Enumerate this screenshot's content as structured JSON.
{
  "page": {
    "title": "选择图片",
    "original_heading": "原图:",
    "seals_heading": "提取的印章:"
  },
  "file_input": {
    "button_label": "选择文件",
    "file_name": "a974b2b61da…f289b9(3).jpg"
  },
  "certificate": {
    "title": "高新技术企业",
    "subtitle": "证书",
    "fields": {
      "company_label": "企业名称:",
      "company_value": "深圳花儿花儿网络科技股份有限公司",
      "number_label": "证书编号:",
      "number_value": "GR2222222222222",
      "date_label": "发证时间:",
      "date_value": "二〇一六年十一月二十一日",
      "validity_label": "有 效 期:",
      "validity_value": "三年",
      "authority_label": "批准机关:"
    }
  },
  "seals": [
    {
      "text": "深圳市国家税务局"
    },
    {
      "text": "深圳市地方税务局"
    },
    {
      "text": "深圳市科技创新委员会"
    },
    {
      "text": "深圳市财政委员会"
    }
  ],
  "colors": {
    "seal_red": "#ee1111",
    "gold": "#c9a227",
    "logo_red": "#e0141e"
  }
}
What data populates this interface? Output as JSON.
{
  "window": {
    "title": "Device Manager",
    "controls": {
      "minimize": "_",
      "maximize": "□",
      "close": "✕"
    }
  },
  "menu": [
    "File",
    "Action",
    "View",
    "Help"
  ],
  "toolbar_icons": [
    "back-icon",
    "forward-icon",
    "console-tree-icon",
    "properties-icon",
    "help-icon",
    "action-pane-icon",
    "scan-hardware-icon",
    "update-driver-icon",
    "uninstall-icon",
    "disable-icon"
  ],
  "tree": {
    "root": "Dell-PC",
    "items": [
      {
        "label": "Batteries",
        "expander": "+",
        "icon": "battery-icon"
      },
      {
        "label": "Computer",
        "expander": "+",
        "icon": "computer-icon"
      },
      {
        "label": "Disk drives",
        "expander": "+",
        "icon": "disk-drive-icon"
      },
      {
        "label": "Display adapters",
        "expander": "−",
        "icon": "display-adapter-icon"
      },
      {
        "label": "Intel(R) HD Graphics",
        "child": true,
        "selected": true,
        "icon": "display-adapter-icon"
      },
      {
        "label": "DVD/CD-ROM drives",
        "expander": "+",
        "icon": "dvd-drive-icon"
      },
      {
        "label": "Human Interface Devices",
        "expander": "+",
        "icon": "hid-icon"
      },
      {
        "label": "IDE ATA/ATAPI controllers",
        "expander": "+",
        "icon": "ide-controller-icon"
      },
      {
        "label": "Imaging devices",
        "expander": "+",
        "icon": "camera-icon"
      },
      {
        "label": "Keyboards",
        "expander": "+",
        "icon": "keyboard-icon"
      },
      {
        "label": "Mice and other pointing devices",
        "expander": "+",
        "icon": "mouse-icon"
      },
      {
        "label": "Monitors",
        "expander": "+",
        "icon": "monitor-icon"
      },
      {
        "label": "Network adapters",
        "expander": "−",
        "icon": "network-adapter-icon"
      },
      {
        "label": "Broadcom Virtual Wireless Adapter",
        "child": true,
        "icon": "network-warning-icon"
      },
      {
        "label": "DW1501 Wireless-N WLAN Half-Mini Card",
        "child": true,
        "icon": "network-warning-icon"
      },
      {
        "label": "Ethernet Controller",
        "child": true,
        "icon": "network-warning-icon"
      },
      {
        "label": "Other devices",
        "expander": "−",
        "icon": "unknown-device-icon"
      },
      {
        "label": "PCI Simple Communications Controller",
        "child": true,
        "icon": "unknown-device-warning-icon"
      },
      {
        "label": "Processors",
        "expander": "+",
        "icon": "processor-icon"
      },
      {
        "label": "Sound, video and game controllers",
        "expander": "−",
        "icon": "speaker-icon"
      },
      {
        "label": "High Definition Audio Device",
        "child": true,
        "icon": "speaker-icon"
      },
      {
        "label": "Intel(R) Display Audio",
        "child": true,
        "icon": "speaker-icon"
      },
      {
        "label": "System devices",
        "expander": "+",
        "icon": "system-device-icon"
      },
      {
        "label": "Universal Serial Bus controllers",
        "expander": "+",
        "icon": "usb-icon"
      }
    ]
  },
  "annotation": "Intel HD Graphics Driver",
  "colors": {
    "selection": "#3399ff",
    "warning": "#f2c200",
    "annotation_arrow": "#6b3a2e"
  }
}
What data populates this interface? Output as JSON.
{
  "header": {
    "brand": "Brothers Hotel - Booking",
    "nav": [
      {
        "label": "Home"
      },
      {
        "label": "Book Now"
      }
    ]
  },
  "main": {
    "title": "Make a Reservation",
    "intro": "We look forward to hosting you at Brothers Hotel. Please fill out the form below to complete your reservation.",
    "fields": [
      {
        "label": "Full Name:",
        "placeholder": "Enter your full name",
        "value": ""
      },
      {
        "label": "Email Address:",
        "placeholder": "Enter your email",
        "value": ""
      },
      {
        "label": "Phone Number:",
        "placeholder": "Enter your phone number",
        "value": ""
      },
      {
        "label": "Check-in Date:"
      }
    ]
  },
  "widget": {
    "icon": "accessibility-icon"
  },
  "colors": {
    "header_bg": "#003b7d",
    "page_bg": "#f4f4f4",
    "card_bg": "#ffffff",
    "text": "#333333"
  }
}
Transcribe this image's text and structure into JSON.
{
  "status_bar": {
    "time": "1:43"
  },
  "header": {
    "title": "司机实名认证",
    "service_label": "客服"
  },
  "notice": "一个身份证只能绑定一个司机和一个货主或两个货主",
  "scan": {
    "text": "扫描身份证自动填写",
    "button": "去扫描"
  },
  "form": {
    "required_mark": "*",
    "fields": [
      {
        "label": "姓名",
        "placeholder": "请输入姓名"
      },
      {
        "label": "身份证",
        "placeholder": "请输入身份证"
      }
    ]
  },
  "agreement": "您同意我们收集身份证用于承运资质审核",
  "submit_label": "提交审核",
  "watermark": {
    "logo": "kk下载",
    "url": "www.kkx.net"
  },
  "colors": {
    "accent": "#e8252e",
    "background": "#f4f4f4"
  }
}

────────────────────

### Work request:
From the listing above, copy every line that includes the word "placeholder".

### Task result:
        "placeholder": "Enter your full name",
        "placeholder": "Enter your email",
        "placeholder": "Enter your phone number",
        "placeholder": "请输入姓名"
        "placeholder": "请输入身份证"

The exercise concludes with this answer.